Network Rail project director Hugh Wark said: ”It’s been a hugely complex project – 30 miles of railway delivered in under three years. It’s quite an achievement."

A number of locals near to the line were given golden tickets on the first day.

Queen Elizabeth II will officially open the Borders Railway on Wednesday, the day when she will become the UK’s longest serving monarch.

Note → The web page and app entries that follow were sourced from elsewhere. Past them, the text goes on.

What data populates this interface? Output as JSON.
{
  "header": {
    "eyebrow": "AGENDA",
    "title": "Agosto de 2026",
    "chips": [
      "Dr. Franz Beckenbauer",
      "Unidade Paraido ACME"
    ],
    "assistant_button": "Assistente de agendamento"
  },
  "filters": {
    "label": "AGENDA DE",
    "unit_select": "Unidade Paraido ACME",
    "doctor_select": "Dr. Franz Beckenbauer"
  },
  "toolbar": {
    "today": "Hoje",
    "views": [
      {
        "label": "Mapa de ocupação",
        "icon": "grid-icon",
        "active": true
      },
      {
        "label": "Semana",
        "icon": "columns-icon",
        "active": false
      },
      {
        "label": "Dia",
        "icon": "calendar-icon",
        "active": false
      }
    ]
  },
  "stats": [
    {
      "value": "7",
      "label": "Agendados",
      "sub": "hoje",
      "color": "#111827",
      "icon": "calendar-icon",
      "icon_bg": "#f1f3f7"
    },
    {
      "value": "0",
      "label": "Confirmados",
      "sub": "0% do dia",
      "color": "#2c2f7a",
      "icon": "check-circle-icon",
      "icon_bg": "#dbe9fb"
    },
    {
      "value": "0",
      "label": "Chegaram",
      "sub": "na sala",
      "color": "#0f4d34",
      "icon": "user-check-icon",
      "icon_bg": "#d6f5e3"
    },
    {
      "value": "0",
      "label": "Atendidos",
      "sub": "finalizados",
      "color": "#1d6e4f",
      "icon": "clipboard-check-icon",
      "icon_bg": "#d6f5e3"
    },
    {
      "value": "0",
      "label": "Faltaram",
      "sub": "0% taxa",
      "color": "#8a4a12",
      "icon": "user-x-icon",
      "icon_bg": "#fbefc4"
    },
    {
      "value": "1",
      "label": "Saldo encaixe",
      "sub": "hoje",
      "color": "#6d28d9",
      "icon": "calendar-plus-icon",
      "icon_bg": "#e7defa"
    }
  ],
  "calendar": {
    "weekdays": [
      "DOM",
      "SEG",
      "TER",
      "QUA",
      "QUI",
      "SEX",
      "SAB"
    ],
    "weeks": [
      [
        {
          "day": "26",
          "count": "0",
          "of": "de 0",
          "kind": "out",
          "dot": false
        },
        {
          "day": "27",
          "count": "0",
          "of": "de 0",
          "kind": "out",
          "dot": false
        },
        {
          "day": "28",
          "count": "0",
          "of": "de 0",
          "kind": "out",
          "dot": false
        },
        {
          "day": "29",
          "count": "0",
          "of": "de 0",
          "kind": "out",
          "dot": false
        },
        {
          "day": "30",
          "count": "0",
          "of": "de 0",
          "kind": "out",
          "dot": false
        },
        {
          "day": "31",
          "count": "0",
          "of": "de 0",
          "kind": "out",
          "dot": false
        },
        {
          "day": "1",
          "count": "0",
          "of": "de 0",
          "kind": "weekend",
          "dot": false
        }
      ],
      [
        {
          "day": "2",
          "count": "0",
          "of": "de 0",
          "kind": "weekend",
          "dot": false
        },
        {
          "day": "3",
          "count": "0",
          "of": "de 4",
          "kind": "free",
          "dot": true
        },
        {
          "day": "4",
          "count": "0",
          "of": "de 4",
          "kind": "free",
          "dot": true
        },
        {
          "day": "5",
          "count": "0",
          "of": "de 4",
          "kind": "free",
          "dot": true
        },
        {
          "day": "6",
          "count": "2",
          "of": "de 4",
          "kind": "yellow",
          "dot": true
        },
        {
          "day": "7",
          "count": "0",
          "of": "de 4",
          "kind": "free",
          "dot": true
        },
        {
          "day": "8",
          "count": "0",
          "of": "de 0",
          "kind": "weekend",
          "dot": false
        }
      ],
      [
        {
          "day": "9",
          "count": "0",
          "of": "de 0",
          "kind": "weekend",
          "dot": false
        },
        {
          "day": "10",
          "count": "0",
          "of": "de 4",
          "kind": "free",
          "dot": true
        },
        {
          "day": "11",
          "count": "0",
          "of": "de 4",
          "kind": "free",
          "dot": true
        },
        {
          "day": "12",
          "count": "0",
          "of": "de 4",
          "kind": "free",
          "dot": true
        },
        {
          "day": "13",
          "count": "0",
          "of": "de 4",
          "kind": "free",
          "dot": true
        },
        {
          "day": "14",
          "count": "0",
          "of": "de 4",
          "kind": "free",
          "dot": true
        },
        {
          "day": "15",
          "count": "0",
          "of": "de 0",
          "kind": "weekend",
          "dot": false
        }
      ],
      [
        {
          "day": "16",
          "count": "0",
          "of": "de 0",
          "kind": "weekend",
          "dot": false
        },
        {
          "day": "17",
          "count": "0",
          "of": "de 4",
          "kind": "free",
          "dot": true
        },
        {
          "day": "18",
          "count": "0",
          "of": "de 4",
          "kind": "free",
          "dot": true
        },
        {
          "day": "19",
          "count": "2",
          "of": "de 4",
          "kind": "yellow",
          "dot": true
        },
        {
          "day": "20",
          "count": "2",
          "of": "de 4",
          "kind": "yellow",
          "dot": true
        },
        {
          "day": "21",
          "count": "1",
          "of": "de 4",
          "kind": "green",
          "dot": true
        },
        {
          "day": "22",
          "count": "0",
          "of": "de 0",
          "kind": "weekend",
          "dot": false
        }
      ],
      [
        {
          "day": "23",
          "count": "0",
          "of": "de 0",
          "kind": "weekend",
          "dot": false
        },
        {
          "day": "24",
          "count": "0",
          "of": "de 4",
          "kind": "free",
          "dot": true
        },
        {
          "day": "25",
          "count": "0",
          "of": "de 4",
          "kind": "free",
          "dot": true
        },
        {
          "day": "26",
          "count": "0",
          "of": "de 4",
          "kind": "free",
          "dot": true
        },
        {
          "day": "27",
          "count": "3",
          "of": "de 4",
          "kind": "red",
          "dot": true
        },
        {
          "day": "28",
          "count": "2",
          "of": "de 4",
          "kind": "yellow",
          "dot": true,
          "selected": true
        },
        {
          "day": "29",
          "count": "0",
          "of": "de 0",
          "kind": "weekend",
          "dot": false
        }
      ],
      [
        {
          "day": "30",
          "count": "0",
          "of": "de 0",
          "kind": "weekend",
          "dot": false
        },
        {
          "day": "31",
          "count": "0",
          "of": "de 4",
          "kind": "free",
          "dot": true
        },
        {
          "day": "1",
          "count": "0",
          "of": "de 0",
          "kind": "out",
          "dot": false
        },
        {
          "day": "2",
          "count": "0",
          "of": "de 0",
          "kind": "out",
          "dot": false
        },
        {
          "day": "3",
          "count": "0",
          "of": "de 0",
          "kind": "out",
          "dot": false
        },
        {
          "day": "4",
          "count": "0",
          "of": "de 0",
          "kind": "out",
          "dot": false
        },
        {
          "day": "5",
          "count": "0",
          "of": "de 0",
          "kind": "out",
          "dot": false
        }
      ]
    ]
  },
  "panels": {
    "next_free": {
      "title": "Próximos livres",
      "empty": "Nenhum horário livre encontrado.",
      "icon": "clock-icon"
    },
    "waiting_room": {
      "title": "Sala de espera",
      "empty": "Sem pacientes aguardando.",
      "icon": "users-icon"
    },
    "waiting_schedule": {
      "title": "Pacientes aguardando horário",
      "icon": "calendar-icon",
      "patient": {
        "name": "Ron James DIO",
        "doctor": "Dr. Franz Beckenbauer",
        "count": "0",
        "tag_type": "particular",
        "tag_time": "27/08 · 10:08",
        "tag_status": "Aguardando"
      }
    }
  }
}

On the day, the Queen and Prince Philip will arrive at Edinburgh’s Waverley Station to board the train drawn by the Union of South Africa steam locomotive and will travel the route, stopping off at Newtongrange in Midlothian before carrying on to the final stop on the new railway at the Scottish Borders town of Tweedbank.

Network Rail and the Scottish Government signed a project transfer agreement in 2012, for the construction of the Borders Railway.

Network Rail was responsible for the commissioning of railway line and seven new stations, in addition to the three existing stations between Edinburgh and Tweedbank.

The seven new stations are located in Shawfair, Eskbank, Newtongrange, Gorebridge, Stow, Galashiels and Tweedbank.

Image: A train waiting at Tweedbank station on the Borders Railway. Photo: courtesy of Waverley Wanderer.